Karma in Hinduism and Buddhism: Some Similarities and Differences.
From the Panchatantra The Banana Peel .
. . a proud Brahmin - one noble in name - came upon a banana peel in his path. He communed with himself, saying, "every man reaps in the future the fruits of all his acts. If, therefore, I take this peel from the pathway, I shall have done a deed of merit, and be rewarded by karma in my next life. " So mused the Brahmin, and he carefully removed the peel. For this crafty thought of self, the proud Brahmin was born in a lower caste in his next life. .
In western societies karma is a term applied to events with out really understanding why it is being used. "Ooh, bad karma!" Or "Its your karma that this happened to you." John Lennon made "Instant Karma" a household phrase. However, what really is karma? What does it mean to Hindu's and Buddhists?.
According to the Random House College Dictionary, karma is an action, seen as bringing upon oneself inevitable results, good or bad, in this life or in a reincarnation. .
Karma is a Sanskrit word that translates into "action". It literally means "deed or act", but more broadly describes the principle of cause and effect. Simply stated, karma is the law of action and reaction that governs consciousness. In physics, Sir Isaac Newton postulated that for every action there is an equal and opposite reaction. Push against a wall. Its material is molecularly pushing back with a force exactly equal to yours.
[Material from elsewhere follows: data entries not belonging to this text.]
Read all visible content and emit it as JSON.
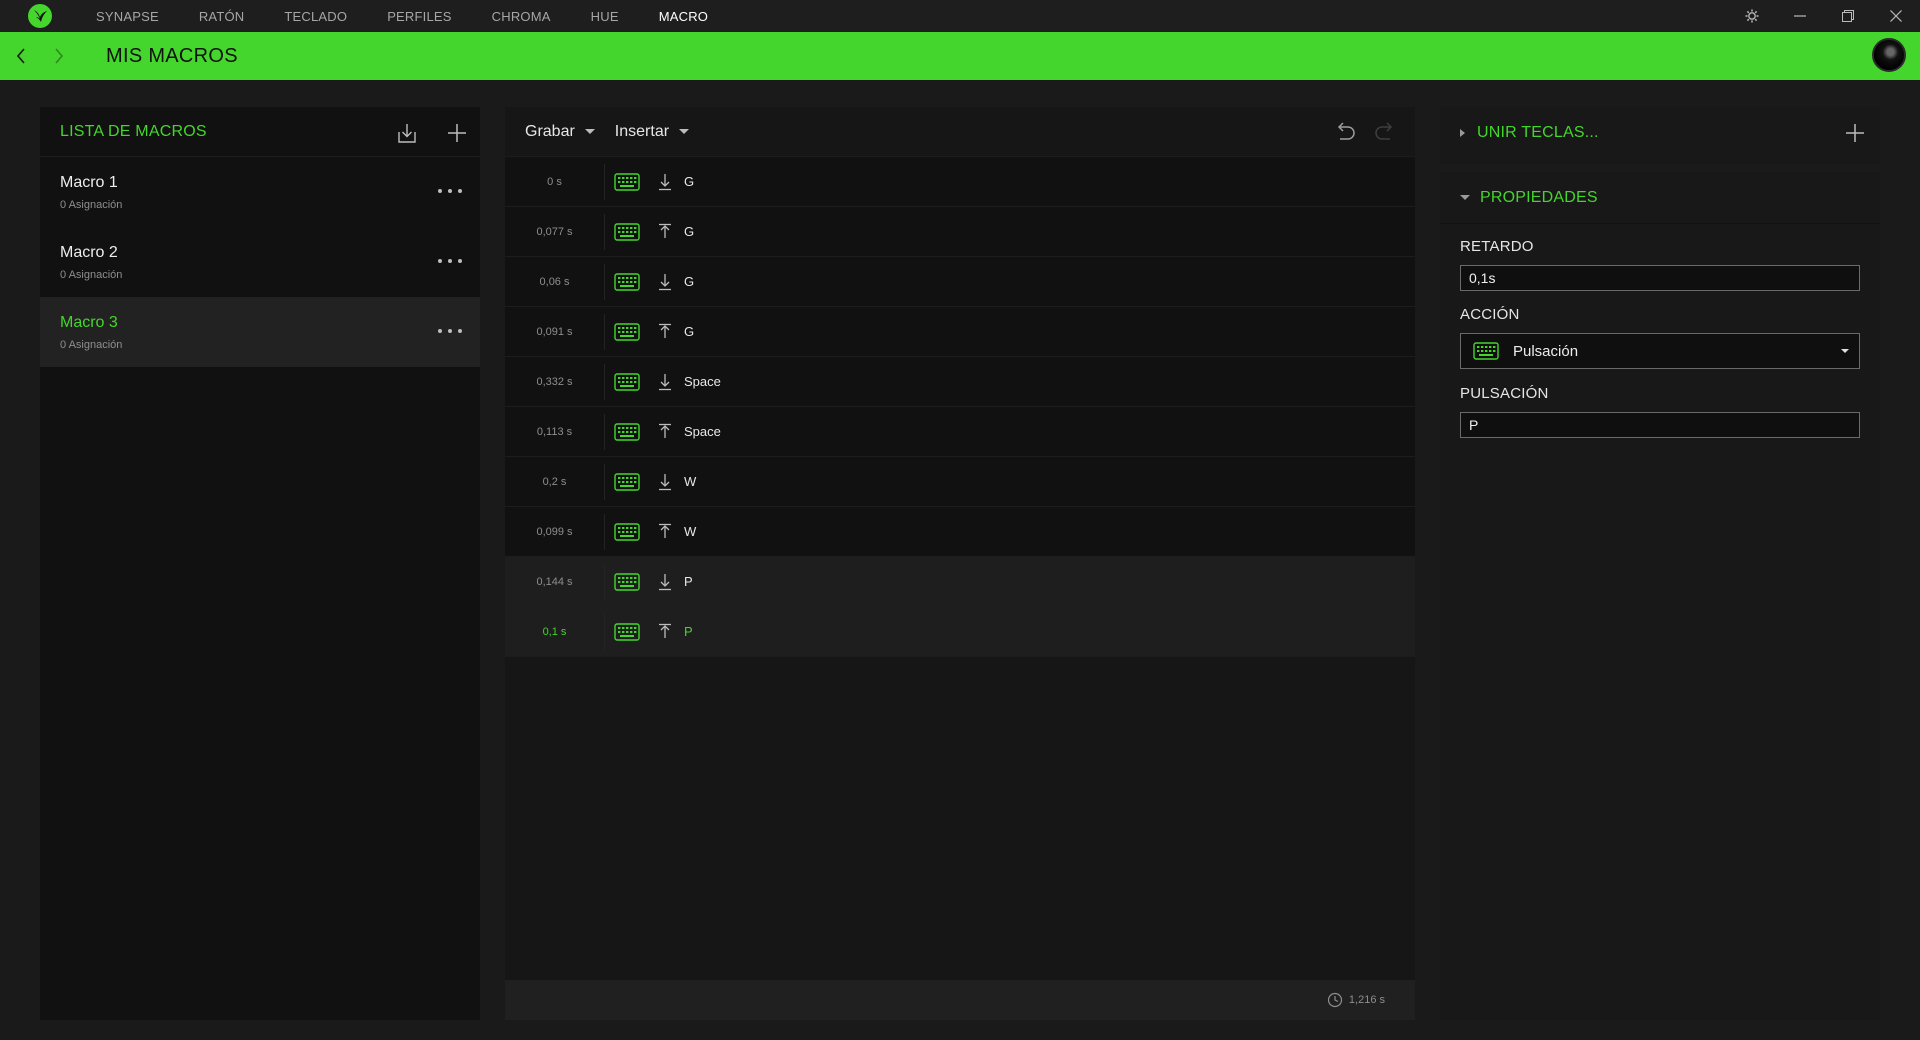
{
  "titlebar": {
    "tabs": [
      {
        "label": "SYNAPSE"
      },
      {
        "label": "RATÓN"
      },
      {
        "label": "TECLADO"
      },
      {
        "label": "PERFILES"
      },
      {
        "label": "CHROMA"
      },
      {
        "label": "HUE"
      },
      {
        "label": "MACRO"
      }
    ],
    "active_tab": "MACRO",
    "icons": [
      "razer-logo-icon",
      "settings-icon",
      "minimize-icon",
      "restore-icon",
      "close-icon"
    ]
  },
  "header": {
    "title": "MIS MACROS",
    "accent_color": "#44d62c"
  },
  "macro_list": {
    "title": "LISTA DE MACROS",
    "items": [
      {
        "name": "Macro 1",
        "sub": "0 Asignación"
      },
      {
        "name": "Macro 2",
        "sub": "0 Asignación"
      },
      {
        "name": "Macro 3",
        "sub": "0 Asignación",
        "selected": true
      }
    ]
  },
  "editor": {
    "record_label": "Grabar",
    "insert_label": "Insertar",
    "events": [
      {
        "delay": "0 s",
        "direction": "down",
        "key": "G"
      },
      {
        "delay": "0,077 s",
        "direction": "up",
        "key": "G"
      },
      {
        "delay": "0,06 s",
        "direction": "down",
        "key": "G"
      },
      {
        "delay": "0,091 s",
        "direction": "up",
        "key": "G"
      },
      {
        "delay": "0,332 s",
        "direction": "down",
        "key": "Space"
      },
      {
        "delay": "0,113 s",
        "direction": "up",
        "key": "Space"
      },
      {
        "delay": "0,2 s",
        "direction": "down",
        "key": "W"
      },
      {
        "delay": "0,099 s",
        "direction": "up",
        "key": "W"
      },
      {
        "delay": "0,144 s",
        "direction": "down",
        "key": "P"
      },
      {
        "delay": "0,1 s",
        "direction": "up",
        "key": "P",
        "selected": true
      }
    ],
    "total_time": "1,216 s"
  },
  "right": {
    "join_keys_title": "UNIR TECLAS...",
    "properties_title": "PROPIEDADES",
    "delay_label": "RETARDO",
    "delay_value": "0,1s",
    "action_label": "ACCIÓN",
    "action_value": "Pulsación",
    "keystroke_label": "PULSACIÓN",
    "keystroke_value": "P"
  }
}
In metaphysics, karma is the law that states that every mental, emotional and physical act, no matter how insignificant, is projected out into the psychic mind substance, and eventually returns to the individual with equal impact. .
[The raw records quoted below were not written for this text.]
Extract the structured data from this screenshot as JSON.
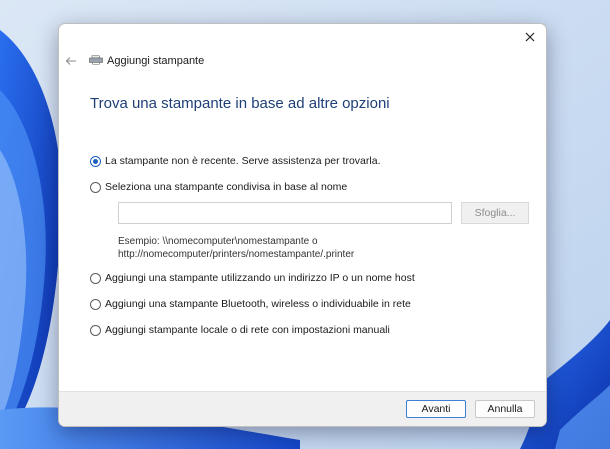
{
  "window": {
    "title": "Aggiungi stampante"
  },
  "page": {
    "heading": "Trova una stampante in base ad altre opzioni"
  },
  "options": [
    {
      "label": "La stampante non è recente. Serve assistenza per trovarla.",
      "checked": true
    },
    {
      "label": "Seleziona una stampante condivisa in base al nome",
      "checked": false
    },
    {
      "label": "Aggiungi una stampante utilizzando un indirizzo IP o un nome host",
      "checked": false
    },
    {
      "label": "Aggiungi una stampante Bluetooth, wireless o individuabile in rete",
      "checked": false
    },
    {
      "label": "Aggiungi stampante locale o di rete con impostazioni manuali",
      "checked": false
    }
  ],
  "shared_printer": {
    "input_value": "",
    "browse_label": "Sfoglia...",
    "example_line1": "Esempio: \\\\nomecomputer\\nomestampante o",
    "example_line2": "http://nomecomputer/printers/nomestampante/.printer"
  },
  "footer": {
    "next_label": "Avanti",
    "cancel_label": "Annulla"
  },
  "icons": {
    "close": "close-icon",
    "back": "back-arrow-icon",
    "printer": "printer-icon"
  },
  "colors": {
    "heading": "#1e3f78",
    "accent": "#1a5fbf",
    "wallpaper": "#1f4fd1"
  }
}
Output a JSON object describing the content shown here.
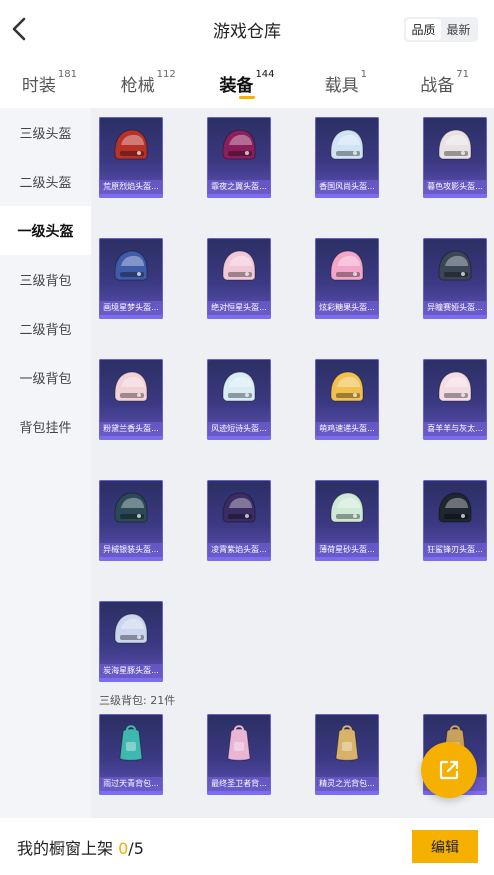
{
  "header": {
    "title": "游戏仓库",
    "sort": [
      "品质",
      "最新"
    ]
  },
  "tabs": [
    {
      "label": "时装",
      "count": "181"
    },
    {
      "label": "枪械",
      "count": "112"
    },
    {
      "label": "装备",
      "count": "144"
    },
    {
      "label": "载具",
      "count": "1"
    },
    {
      "label": "战备",
      "count": "71"
    }
  ],
  "sidebar": [
    "三级头盔",
    "二级头盔",
    "一级头盔",
    "三级背包",
    "二级背包",
    "一级背包",
    "背包挂件"
  ],
  "helmets": [
    {
      "name": "荒原烈焰头盔...",
      "color": "#b8322a"
    },
    {
      "name": "霏夜之翼头盔...",
      "color": "#8a1f5c"
    },
    {
      "name": "香国风尚头盔...",
      "color": "#cfe3f4"
    },
    {
      "name": "暮色攻影头盔...",
      "color": "#e9e1e4"
    },
    {
      "name": "画境星梦头盔...",
      "color": "#3f5ca8"
    },
    {
      "name": "绝对恒星头盔...",
      "color": "#f1c8d8"
    },
    {
      "name": "炫彩糖果头盔...",
      "color": "#f3a6c9"
    },
    {
      "name": "异瞳赛娅头盔...",
      "color": "#3a4656"
    },
    {
      "name": "粉黛兰香头盔...",
      "color": "#f1d2d6"
    },
    {
      "name": "风迹短诗头盔...",
      "color": "#d8ecf4"
    },
    {
      "name": "萌鸡速递头盔...",
      "color": "#f2c04e"
    },
    {
      "name": "喜羊羊与灰太...",
      "color": "#f4dce4"
    },
    {
      "name": "异械银装头盔...",
      "color": "#2c4a56"
    },
    {
      "name": "凌霄紫焰头盔...",
      "color": "#3b2d63"
    },
    {
      "name": "薄荷星砂头盔...",
      "color": "#cfe9d8"
    },
    {
      "name": "狂鲨锋刃头盔...",
      "color": "#1e2630"
    },
    {
      "name": "炭海星豚头盔...",
      "color": "#c9d6ee"
    }
  ],
  "backpack_section": "三级背包: 21件",
  "backpacks": [
    {
      "name": "雨过天青背包...",
      "color": "#3fb8b0"
    },
    {
      "name": "最终圣卫者背...",
      "color": "#e9b6d6"
    },
    {
      "name": "精灵之光背包...",
      "color": "#d9b26a"
    },
    {
      "name": "",
      "color": "#c9a35a"
    }
  ],
  "footer": {
    "label": "我的橱窗上架",
    "current": "0",
    "total": "/5",
    "edit": "编辑"
  },
  "accent": "#f6b100"
}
Karma is central to the Hindu faith. Hindus believe in life after death. They also believe in the idea " Whatever a man soweth that shall he also reap"(Galatins 6:7). In this concept of reality, the purpose in life is determined by our own actions and by a set of divine plans.